of our friends. It was a big hit but in those days it was sissy for boys to
dance so it was mostly attended by girls. At the end of the first session,
of course, the eldest members left for secondary school and Mrs Hunter held
a later class (4.30pm- 5.30pm) for them. She also asked some of the older
pupils in the first class if they would like to stay on for the later class
to increase the numbers attending. I did so. The same applied the
following year. By this time it was certainly a “girls only” class.
The later class (second class?) became Mrs Hunter’s demo
team. Because of the small numbers attending (two teams max) she was able
to give us almost personal tuition. We danced The Gordon Highlanders and
Shepherd’s Crook as entertainment at one of the Edinburgh Branch, Royal
Scottish Country Dance Society’s Dinners.
When I was in Primary 7 (that must have been session
1959-1960) we were very excited when Mrs Hunter told us that there was going
to be a revival of the Corstorphine Fair in St Margaret’s Park the following
the summer (1960) and she was going to compose a new dance for it. Our
class pianist, who had been with us from the start, a lovely lady, whose
name unfortunately, I cannot remember, was going to compose new music. It
would be called “Corstorphine Fair”, and we would dance it on the stage in
the park in the afternoon. Yes, our little class was going to give the
first ever performance of “Corstorphine Fair” which is now a recognised
Scottish Country Dance appearing in the publications of the Royal Scottish
Country Dance Society!
Over the year there were changes to the formations of the
dance, changes to the music, lots of hard work but always lots of fun! We
eventually performed “Corstorphine Fair” on stage in the park.
Being so young we were all a bit apprehensive about
appearing at such a “do”, especially when someone like Andy Stewart was on
stage singing and the “White Heather Club Dancers” danced. Dixie Ingraham
was on stage just before us. He was dancing the Sailor’s Hornpipe. He had
a few false starts and eventually sat down, took off his shoes and socks and
performed wondrously well in bare feet. When he came off stage he came over
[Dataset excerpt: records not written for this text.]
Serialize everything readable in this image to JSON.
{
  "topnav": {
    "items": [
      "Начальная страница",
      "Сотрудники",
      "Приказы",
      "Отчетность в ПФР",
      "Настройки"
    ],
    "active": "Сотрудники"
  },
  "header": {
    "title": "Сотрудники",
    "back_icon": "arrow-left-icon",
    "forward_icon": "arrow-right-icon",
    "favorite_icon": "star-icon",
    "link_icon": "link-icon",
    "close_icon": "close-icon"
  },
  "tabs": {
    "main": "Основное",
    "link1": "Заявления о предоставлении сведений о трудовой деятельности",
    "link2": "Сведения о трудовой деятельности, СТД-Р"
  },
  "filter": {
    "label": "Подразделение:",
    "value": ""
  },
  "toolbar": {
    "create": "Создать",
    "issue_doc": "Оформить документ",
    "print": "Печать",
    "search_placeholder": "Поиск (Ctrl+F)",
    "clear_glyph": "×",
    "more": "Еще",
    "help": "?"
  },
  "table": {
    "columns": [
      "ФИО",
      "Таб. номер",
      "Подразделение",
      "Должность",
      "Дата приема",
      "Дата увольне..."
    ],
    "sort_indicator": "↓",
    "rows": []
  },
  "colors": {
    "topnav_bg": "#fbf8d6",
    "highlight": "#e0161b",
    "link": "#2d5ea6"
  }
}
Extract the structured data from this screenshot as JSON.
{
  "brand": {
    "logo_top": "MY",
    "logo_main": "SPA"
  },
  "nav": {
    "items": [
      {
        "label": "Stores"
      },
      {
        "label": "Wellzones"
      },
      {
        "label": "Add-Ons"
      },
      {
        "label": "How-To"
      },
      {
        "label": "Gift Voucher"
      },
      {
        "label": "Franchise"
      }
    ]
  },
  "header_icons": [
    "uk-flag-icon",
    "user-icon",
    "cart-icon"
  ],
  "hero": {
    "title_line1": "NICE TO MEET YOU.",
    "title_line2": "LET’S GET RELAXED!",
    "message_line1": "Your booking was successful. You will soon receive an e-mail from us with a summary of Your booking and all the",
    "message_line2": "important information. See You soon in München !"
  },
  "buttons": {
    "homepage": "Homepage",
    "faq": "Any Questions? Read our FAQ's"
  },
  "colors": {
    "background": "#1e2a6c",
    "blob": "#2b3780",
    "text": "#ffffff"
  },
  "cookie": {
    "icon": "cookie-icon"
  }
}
to us and told us to be very careful when we danced as the stage was
extremely slippery – thus why he danced in bare feet. How lovely that a
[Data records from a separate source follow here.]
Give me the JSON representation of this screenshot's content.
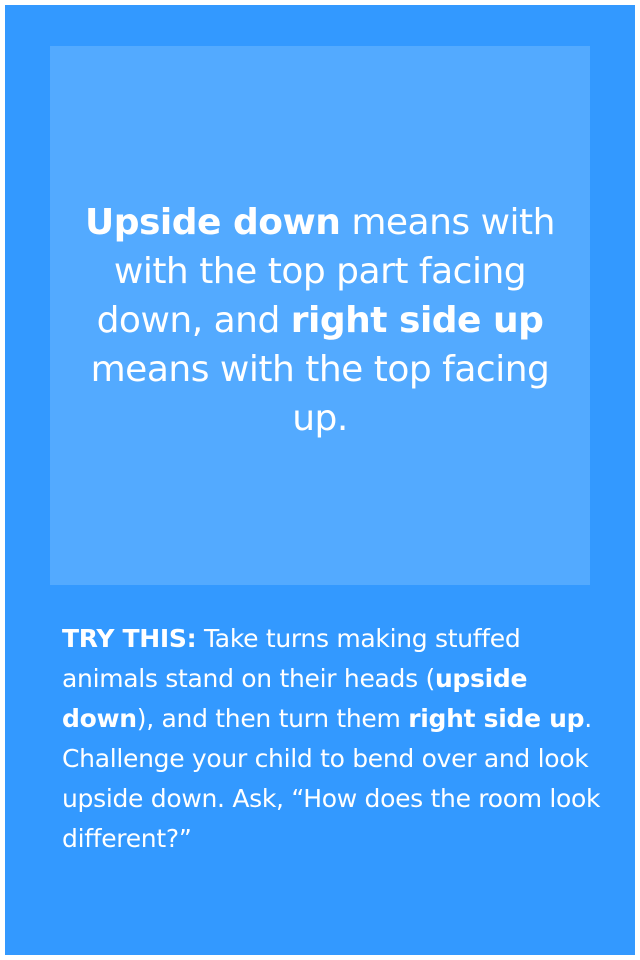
{
  "definition": {
    "term1": "Upside down",
    "text1": " means with with the top part facing down, and ",
    "term2": "right side up",
    "text2": " means with the top facing up."
  },
  "tip": {
    "label": "TRY THIS:",
    "text1": " Take turns making stuffed animals stand on their heads (",
    "term1": "upside down",
    "text2": "), and then turn them ",
    "term2": "right side up",
    "text3": ". Challenge your child to bend over and look upside down.  Ask, “How does the room look different?”"
  },
  "colors": {
    "frame_background": "#3399ff",
    "definition_background": "#53aaff",
    "text": "#ffffff"
  }
}
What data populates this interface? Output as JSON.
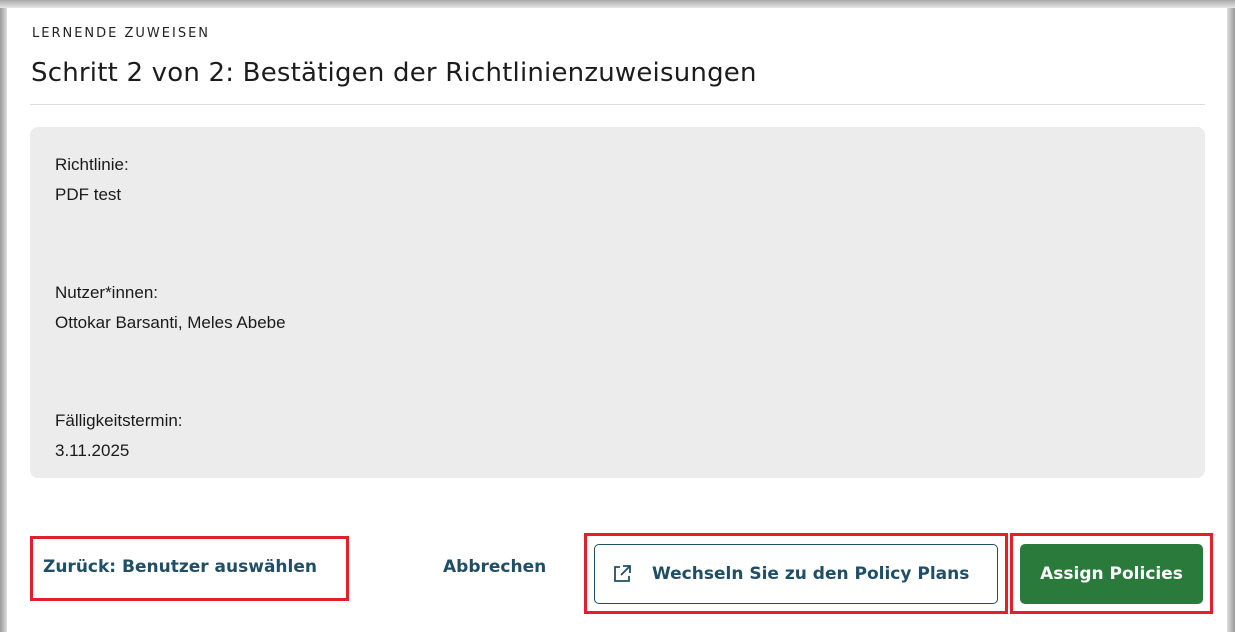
{
  "dialog": {
    "eyebrow": "LERNENDE ZUWEISEN",
    "title": "Schritt 2 von 2: Bestätigen der Richtlinienzuweisungen"
  },
  "summary": {
    "policy_label": "Richtlinie:",
    "policy_value": "PDF test",
    "users_label": "Nutzer*innen:",
    "users_value": "Ottokar Barsanti, Meles Abebe",
    "due_label": "Fälligkeitstermin:",
    "due_value": "3.11.2025"
  },
  "footer": {
    "back_label": "Zurück: Benutzer auswählen",
    "cancel_label": "Abbrechen",
    "switch_label": "Wechseln Sie zu den Policy Plans",
    "switch_icon": "external-link-icon",
    "assign_label": "Assign Policies"
  },
  "colors": {
    "primary_text": "#1f4e66",
    "assign_bg": "#2a7a3b",
    "highlight": "#e0202a",
    "summary_bg": "#ececec"
  }
}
“big name” could be bothered to come and warn us.
So who were the members who danced the first performance
of “Corstorphine Fair” (and the reserves). Unfortunately I can’t remember
them all now but there was :
Pamela Connet, Glebe Grove, went on to attend James
Gillespie’s High School for Girls and to do Pharmacy – all contact lost.
Margaret Martin; Corstorphine Hill Gardens (my big
sister), went on to attend James Gillespie’s High School for Girls; went
into chemistry with McFarlane Smith; now Mrs Utterson, Camp Place,
(Me) Moira Martin, Corstorphine Hill Gardens, went on to
attend James Gillespie’s High School for Girls; career in computing now Mrs
Hogg, 3 Sycamore Gardens, EH12 7JJ
Jacqueline Graham, Belgrave Gardens, mother French, went
on to attend James Gillespie’s High School for Girls; became a Primary
School Teacher (in Falkirk?)
Colette Graham, younger sister of Jacqueline, a year
below me. Was last in contact with her about 10 years ago when she was
married and living in Longniddry, two of a family at that time.
Vivienne, Mrs Hunter’s niece, who attended Mary Erskine’s.
Ruth Watson, lived more up towards Clermiston, super
And I think also :
Sheila ? lived at Carrick Knowe, long hair pleated. Went
on to James Gillespie’s High School for Girls.
Joan Kennedy, Corstorphine Hill Road, went on to attend
James Gillespie’s High School. Family moved up to Morningside.
There were races in the park that afternoon. I remember
the results being announced from the stage.
I was also singing in the Corstorphine Primary School
Choir, as was Colette and Ruth, at the concert in St Ninian’s Church Hall in
the early evening. Our school music teacher was Mrs Lamb.